At nearly 80 years old, Dr. Meta and Mr. Earl Potts not only volunteer more than 520 hours a year in the Goochland community, but they are the epitome of going above and beyond. At the Goochland Free Clinic and Family Services, Meta and Earl help provide healthcare, food, clothing and shelter to low-income individuals. The couple transformed both the organization’s Clothes Closet and Food Pantry by improving donation management and increasing storage space. With Goochland Court Appointed Special Advocate, Meta and Earl advocated and provided support for seven at-risk children, working 25-75 hours a month – including attending treatment meetings out of state averaging 1,200-1,900 miles per month. When Meta was named Goochland Christmas Mother in 2014, she worked for six months to raise money and organize volunteers to purchase, wrap, and distribute gifts to those in need. Additionally, the couple has also established an annual giving program in their neighborhood, as well as reached out beyond Virginia to assist those in need in other areas.
Senior Volunteer: Fran Ricketts (Winchester)
Fran has dedicated her life to helping others for more than 30 years. Her life’s work has been serving through the Congregational Community Action Project (CCAP), a council of 200 churches and synagogues dedicated to addressing the needs of the poor and disadvantaged in Winchester. Fran manages the entire program – from fundraising to recruiting volunteers to personally responding around the clock to the needs of the community. Each year, Fran and the CCAP assist more than 34,000 families in the community. The vast majority of these families are in need of food support and Fran works hard to provide fresh foods and canned goods to keep her community fed. A great many of these families are homeless or at risk of being evicted. Fran annually assists nearly 300 of these families in the Winchester and Frederick County area finding them shelter and a place to store their personal items.
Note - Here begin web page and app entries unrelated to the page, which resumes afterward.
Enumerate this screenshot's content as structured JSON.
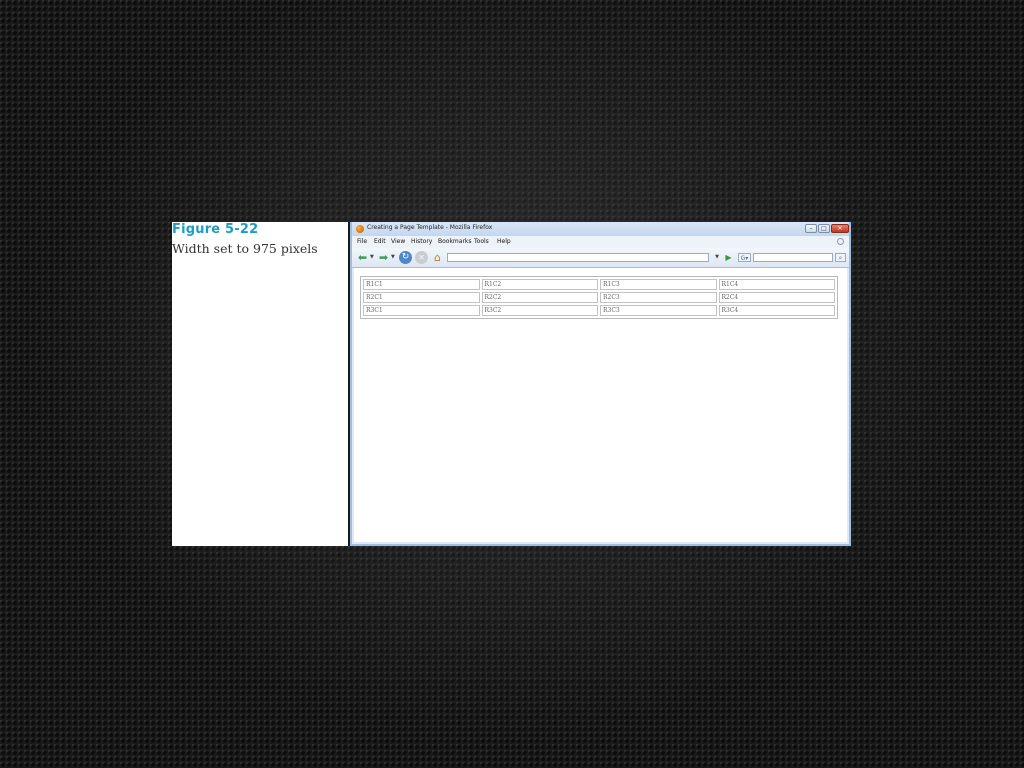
{
  "caption": {
    "figure_label": "Figure 5-22",
    "text": "Width set to 975 pixels"
  },
  "window": {
    "title": "Creating a Page Template - Mozilla Firefox"
  },
  "menu": [
    "File",
    "Edit",
    "View",
    "History",
    "Bookmarks",
    "Tools",
    "Help"
  ],
  "toolbar": {
    "url_value": "",
    "search_value": ""
  },
  "table": {
    "rows": [
      [
        "R1C1",
        "R1C2",
        "R1C3",
        "R1C4"
      ],
      [
        "R2C1",
        "R2C2",
        "R2C3",
        "R2C4"
      ],
      [
        "R3C1",
        "R3C2",
        "R3C3",
        "R3C4"
      ]
    ]
  },
  "colors": {
    "figure_label": "#1e9cc4",
    "window_frame": "#9fbfe0",
    "nav_green": "#3aa052",
    "reload_blue": "#4e86c8"
  },
  "icons": {
    "back": "back-arrow-icon",
    "forward": "forward-arrow-icon",
    "reload": "reload-icon",
    "stop": "stop-icon",
    "home": "home-icon",
    "go": "go-arrow-icon",
    "search_engine": "search-engine-icon",
    "search": "search-icon"
  }
}
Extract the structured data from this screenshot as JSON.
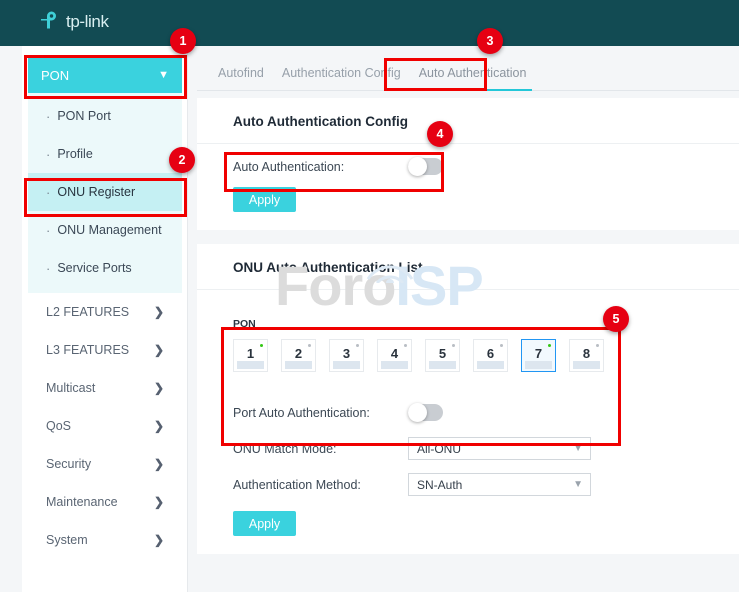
{
  "header": {
    "brand": "tp-link",
    "logo_icon": "tp-link-logo-icon"
  },
  "sidebar": {
    "group_label": "PON",
    "group_chevron": "chevron-down-icon",
    "sub_items": [
      {
        "label": "PON Port",
        "active": false
      },
      {
        "label": "Profile",
        "active": false
      },
      {
        "label": "ONU Register",
        "active": true
      },
      {
        "label": "ONU Management",
        "active": false
      },
      {
        "label": "Service Ports",
        "active": false
      }
    ],
    "groups": [
      {
        "label": "L2 FEATURES",
        "chevron": "chevron-right-icon"
      },
      {
        "label": "L3 FEATURES",
        "chevron": "chevron-right-icon"
      },
      {
        "label": "Multicast",
        "chevron": "chevron-right-icon"
      },
      {
        "label": "QoS",
        "chevron": "chevron-right-icon"
      },
      {
        "label": "Security",
        "chevron": "chevron-right-icon"
      },
      {
        "label": "Maintenance",
        "chevron": "chevron-right-icon"
      },
      {
        "label": "System",
        "chevron": "chevron-right-icon"
      }
    ]
  },
  "tabs": [
    {
      "label": "Autofind",
      "active": false
    },
    {
      "label": "Authentication Config",
      "active": false
    },
    {
      "label": "Auto Authentication",
      "active": true
    }
  ],
  "config_panel": {
    "title": "Auto Authentication Config",
    "auto_auth_label": "Auto Authentication:",
    "auto_auth_enabled": false,
    "apply_label": "Apply"
  },
  "list_panel": {
    "title": "ONU Auto Authentication List",
    "pon_header": "PON",
    "ports": [
      {
        "num": "1",
        "led": "on",
        "selected": false
      },
      {
        "num": "2",
        "led": "off",
        "selected": false
      },
      {
        "num": "3",
        "led": "off",
        "selected": false
      },
      {
        "num": "4",
        "led": "off",
        "selected": false
      },
      {
        "num": "5",
        "led": "off",
        "selected": false
      },
      {
        "num": "6",
        "led": "off",
        "selected": false
      },
      {
        "num": "7",
        "led": "on",
        "selected": true
      },
      {
        "num": "8",
        "led": "off",
        "selected": false
      }
    ],
    "port_auto_auth_label": "Port Auto Authentication:",
    "port_auto_auth_enabled": false,
    "match_mode_label": "ONU Match Mode:",
    "match_mode_value": "All-ONU",
    "auth_method_label": "Authentication Method:",
    "auth_method_value": "SN-Auth",
    "apply_label": "Apply"
  },
  "annotations": {
    "badges": [
      {
        "num": "1"
      },
      {
        "num": "2"
      },
      {
        "num": "3"
      },
      {
        "num": "4"
      },
      {
        "num": "5"
      }
    ]
  },
  "watermark": {
    "part_a": "Foro",
    "part_b": "ISP"
  },
  "colors": {
    "header_bg": "#124b53",
    "accent_cyan": "#3ad2de",
    "tab_underline": "#24c7d8",
    "selected_menu": "#c5f0f3",
    "highlight_red": "#f00000",
    "led_on": "#35c716",
    "port_selected_border": "#2196f3"
  }
}
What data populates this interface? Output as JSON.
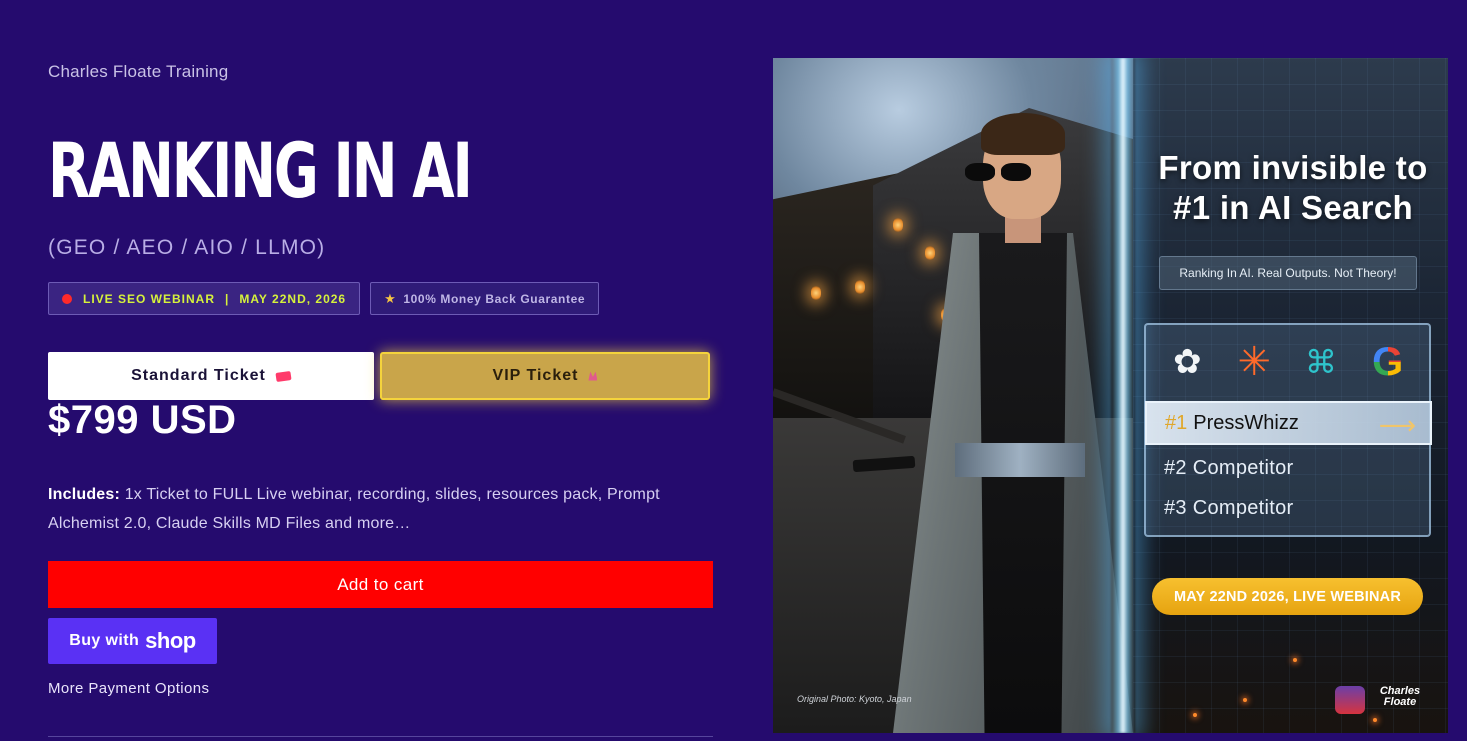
{
  "product": {
    "vendor": "Charles Floate Training",
    "title": "RANKING IN AI",
    "subtitle": "(GEO / AEO / AIO / LLMO)"
  },
  "badges": {
    "live_label": "LIVE SEO WEBINAR",
    "separator": "|",
    "date": "MAY 22ND, 2026",
    "guarantee": "100% Money Back Guarantee"
  },
  "tickets": {
    "standard_label": "Standard Ticket",
    "vip_label": "VIP Ticket",
    "selected": "VIP Ticket"
  },
  "price": "$799 USD",
  "includes": {
    "label": "Includes:",
    "text": " 1x Ticket to FULL Live webinar, recording, slides, resources pack, Prompt Alchemist 2.0, Claude Skills MD Files and more…"
  },
  "actions": {
    "add_to_cart": "Add to cart",
    "buy_with": "Buy with",
    "shop_word": "shop",
    "more_payment": "More Payment Options"
  },
  "promo_image": {
    "headline_line1": "From invisible to",
    "headline_line2": "#1 in AI Search",
    "tagline": "Ranking In AI. Real Outputs. Not Theory!",
    "rank1_num": "#1",
    "rank1_name": "PressWhizz",
    "rank2": "#2 Competitor",
    "rank3": "#3 Competitor",
    "date_banner": "MAY 22ND 2026, LIVE WEBINAR",
    "photo_credit": "Original Photo: Kyoto, Japan",
    "brand_line1": "Charles",
    "brand_line2": "Floate",
    "logos": [
      "openai-icon",
      "claude-icon",
      "perplexity-icon",
      "google-icon"
    ]
  },
  "colors": {
    "background": "#250b6e",
    "add_to_cart": "#ff0000",
    "shop_pay": "#5a31f4",
    "vip_gold": "#c9a54a",
    "live_accent": "#d6f23b"
  }
}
When no shelter can be found, Fran even makes sure families have someplace to sleep providing tents, sleeping bags, and cooking supplies. She even goes above and beyond to help individuals plan for the future assisting them with paying for GED testing and helping find job interview clothing.
Youth Volunteer: Isabella Lovain (Alexandria)
Alexandria’s Isabella Lovain is described as a bundle of energy – part super volunteer, part civic activist, and part community organizer. Volunteering at least 10 hours per week for various organizations, Isabella has the uncanny ability to appear wherever there is a need. She also stands out because of her vision and commitment to create change on a meaningful scale. Her role as a student liaison to the Alexandria City School Board has given a voice to the 13,000 students attending public schools in her community. She is also an active member of Inspire Virginia and has independently developed a tool to improve voter registration at her high school with the goal of registering 85 percent of all eligible students. Isabella puts her desire to serve into action — volunteering to help students with scholarship applications, serving on mission trips, participating in river cleanups, providing pro bono photography to military families, and more.